Yesterday’s 42-14 blowout in the 76th Iron Bowl sent a powerful message from Mobile to Muscle Shoals, and the message seems to confirm a celebrated prophecy from ESPN’s Kirk Herbstreit: “All due respect to Auburn.. but when Alabama gets this thing going, they control that state.”
Alabama seems intent on painting the state Crimson, and while the Iron Bowl rivalry remains a hotly contested one, the only competition really seems to be between the fans rather than the programs.
It’s not been much of a rivalry on the field, recently.
Alabama head coach Nick Saban is now 3-2 in Iron Bowls. Auburn head coach Gene Chizik is now 1-2. Alabama has won three out of the last four, including two blowouts to end the 2008 and 2011 seasons. The combined score of the last four Iron Bowls is 130-60, for an average score of 33-15, a three-score differential not far from yesterday’s Vegas spread of 21 points.
Alabama fans couldn’t be more satisfied with either the body of work of the Crimson Tide over the last five years, or with yesterday’s statement-making blowout win. The defense is loaded with ferocious talent and impressive depth. The offense dominates the line of scrimmage and is in position to catapult its star into the program’s second Heisman Trophy in three years. From 2008 through 2011, Alabama has been in contention for the national championship in all four seasons. The program has two SEC West titles, one SEC Championship and a BCS Crystal Ball. If pundits and analysts are correct—Alabama is a better than even candidate to play for its 14th national title.
Alabama is a program that is still improving. Game to game, season to season, recruiting class to recruiting class. Alabama has dismembered every opponent on the schedule in 2011 except one (and is in line to avenge that loss).
The program’s opponents—and its chief rival—don’t need to concern themselves with the players who may or may not declare early for the NFL Draft. They need to worry about the guys the Alabama staff redshirted in 2011. Alabama’s backups to the backups would probably have been starters in Starkville, Oxford and Auburn, and the 2012 class is already looking like another one of then nation’s best. Two of Alabama’s biggest playmakers yesterday were Tight End Brad Smelley and Defensive Back Dee Milliner. When was the last time you heard either of these names mentioned during SportsCenter highlights? The team is full of great players that people have never heard of.
Auburn fans are mired in uncertainty and concern. Since Chizik and defensive coordinator Ted Roof arrived at the Plains, the program has produced statistically the worst three years in the program’s modern history. Chizik & Co. caught lightning in a bottle with last year’s experienced offensive line, talented playmakers and the twin freaks Cam Newton and Nick Fairley. They rode that to a 14-0 perfect season and their first title since 1957. But astute observers examine the body of work over the last three years and see a lot of unanswered questions. They look at the performance of their team over the 2011 season, and they see cause for grave concern. Offensively, they’ve regressed. They don’t look anything like the yardage eating, point scoring machine of last season. Have they even improved over the course of this year? Does Auburn’s offense look much better than it did at the end of the 2009 season? The answer to both questions has to be “no.”

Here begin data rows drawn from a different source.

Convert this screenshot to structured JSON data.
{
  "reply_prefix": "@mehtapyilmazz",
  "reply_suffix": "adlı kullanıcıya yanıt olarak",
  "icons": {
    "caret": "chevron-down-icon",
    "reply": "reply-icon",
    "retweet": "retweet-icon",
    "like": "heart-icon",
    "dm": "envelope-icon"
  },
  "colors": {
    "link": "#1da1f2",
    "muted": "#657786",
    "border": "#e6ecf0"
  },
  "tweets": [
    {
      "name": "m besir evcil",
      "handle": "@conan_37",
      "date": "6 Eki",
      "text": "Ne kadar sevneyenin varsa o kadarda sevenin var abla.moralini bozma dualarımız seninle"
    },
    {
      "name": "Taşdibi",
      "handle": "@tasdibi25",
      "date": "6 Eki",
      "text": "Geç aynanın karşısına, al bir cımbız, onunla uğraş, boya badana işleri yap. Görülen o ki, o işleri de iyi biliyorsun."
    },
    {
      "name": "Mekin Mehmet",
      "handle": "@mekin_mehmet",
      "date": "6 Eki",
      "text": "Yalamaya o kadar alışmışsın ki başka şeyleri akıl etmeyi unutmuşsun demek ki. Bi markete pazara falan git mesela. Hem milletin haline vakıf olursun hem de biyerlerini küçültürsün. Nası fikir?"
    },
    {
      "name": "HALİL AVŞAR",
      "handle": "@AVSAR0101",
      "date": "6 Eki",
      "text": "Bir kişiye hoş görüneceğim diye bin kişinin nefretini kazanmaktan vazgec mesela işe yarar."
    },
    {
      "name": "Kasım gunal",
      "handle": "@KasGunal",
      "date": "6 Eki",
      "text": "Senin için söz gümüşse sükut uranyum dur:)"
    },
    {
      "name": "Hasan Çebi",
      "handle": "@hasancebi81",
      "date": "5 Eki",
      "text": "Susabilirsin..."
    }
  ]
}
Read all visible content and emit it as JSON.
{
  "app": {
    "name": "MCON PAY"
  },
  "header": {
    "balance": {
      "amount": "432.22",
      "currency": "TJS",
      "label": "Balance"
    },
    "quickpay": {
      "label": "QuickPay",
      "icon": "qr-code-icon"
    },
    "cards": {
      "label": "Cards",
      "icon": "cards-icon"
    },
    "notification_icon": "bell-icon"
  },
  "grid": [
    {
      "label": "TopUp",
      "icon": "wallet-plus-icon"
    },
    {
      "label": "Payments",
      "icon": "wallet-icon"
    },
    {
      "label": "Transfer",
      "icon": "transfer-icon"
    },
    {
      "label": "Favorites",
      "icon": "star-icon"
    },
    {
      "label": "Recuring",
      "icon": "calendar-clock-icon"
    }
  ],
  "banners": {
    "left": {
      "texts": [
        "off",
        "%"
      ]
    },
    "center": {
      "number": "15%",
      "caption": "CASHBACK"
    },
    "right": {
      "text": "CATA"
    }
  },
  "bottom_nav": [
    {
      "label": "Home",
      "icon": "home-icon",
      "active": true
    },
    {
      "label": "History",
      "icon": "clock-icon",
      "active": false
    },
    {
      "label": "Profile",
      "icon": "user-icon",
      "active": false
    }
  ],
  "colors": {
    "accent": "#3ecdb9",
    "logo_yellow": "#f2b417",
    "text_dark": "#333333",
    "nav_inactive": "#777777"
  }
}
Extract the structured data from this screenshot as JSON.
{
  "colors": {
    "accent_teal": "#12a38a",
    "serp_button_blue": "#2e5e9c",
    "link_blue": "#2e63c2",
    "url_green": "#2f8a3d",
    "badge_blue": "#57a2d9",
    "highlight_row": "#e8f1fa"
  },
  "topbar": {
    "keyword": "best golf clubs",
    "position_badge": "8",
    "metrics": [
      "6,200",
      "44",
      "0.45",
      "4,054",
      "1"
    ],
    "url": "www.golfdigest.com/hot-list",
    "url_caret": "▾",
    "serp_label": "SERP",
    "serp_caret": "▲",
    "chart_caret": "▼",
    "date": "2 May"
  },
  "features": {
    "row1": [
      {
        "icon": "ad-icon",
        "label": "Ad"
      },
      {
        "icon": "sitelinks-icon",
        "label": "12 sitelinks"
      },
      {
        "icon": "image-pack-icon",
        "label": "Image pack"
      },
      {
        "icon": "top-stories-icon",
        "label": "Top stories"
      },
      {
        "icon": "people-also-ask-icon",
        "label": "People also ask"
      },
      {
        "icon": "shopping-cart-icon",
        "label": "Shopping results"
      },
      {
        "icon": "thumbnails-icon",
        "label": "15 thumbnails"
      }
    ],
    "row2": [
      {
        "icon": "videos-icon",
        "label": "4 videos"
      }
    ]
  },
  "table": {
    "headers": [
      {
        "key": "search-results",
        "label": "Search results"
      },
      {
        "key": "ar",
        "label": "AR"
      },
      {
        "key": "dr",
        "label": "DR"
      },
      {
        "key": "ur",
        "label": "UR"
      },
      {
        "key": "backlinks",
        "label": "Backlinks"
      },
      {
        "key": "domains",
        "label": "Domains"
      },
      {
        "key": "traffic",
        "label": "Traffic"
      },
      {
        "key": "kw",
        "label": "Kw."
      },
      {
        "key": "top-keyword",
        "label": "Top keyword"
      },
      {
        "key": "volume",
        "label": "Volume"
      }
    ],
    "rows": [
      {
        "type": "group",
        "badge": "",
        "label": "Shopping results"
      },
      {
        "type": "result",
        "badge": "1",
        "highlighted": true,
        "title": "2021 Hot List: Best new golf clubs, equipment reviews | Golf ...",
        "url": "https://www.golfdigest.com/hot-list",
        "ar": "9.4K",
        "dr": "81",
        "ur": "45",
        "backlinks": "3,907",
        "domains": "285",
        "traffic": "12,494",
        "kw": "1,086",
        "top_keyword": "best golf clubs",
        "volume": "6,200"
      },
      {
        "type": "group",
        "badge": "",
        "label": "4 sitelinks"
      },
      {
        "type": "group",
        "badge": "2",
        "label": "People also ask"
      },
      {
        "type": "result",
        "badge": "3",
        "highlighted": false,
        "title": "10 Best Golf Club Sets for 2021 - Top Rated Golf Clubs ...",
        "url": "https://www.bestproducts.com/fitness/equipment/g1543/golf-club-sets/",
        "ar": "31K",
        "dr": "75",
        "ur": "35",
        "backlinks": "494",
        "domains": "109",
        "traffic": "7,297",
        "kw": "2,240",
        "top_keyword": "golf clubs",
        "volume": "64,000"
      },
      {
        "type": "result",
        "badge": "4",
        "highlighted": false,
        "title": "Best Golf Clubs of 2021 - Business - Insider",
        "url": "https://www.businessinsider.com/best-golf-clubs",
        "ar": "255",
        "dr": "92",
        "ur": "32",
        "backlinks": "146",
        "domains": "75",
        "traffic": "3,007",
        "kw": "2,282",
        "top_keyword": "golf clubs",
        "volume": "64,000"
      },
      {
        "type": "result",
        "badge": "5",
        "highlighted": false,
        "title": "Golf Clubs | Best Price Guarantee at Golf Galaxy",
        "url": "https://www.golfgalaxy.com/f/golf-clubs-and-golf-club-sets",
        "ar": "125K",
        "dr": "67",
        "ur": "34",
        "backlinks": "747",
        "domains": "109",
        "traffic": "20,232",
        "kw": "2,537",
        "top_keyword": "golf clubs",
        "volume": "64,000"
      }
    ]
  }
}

Auburn is a program that made a lower tier bowl with Chris Todd in 2009 and will make a return trip to that tier with Clint Moseley. Despite three straight quality recruiting classes, Auburn is still a program populated by youth and inexperience. Auburn has been blown out by every decent football team they’ve faced. Clemson, LSU, Arkansas, Georgia and Alabama each took turns beating the daylights out of the 2010 champs. Think about that. Auburn faced five decent teams in the 2011 season and never seriously challenged even one of them.
Think about this, also: As a head coach, Gene Chizik is 20-29 without a Quarterback named Cam Newton. That includes a 5-19 mark at Iowa State, an 8-5 season in 2009 and a 7-5 record to date this season. Twenty and Twenty-nine without Cam Newton.
When it steps on the field, Alabama is a serious threat to beat anyone they play. Auburn is only a threat to beat Utah State and Mississippi State in down-to-the wire finishes. Their possible bowl opponents include the same Clemson team that demolished them in September and a scandal-ridden Penn State. They’d likely only be favored against the latter. Alabama will be a coin toss against LSU and an overwhelming favorite against any Sugar Bowl opponent should the BCS selection process tap someone else.
The future is bright in Tuscaloosa. In Auburn, it’s uncertain.
The final score of yesterday’s game was an exclamation point on a statement that’s being written in Crimson. It’s confirmation that Herbstreit was right. Alabama has this thing going, it is controlling this state, and yesterday showed that there’s not much Auburn’s been able to do about it.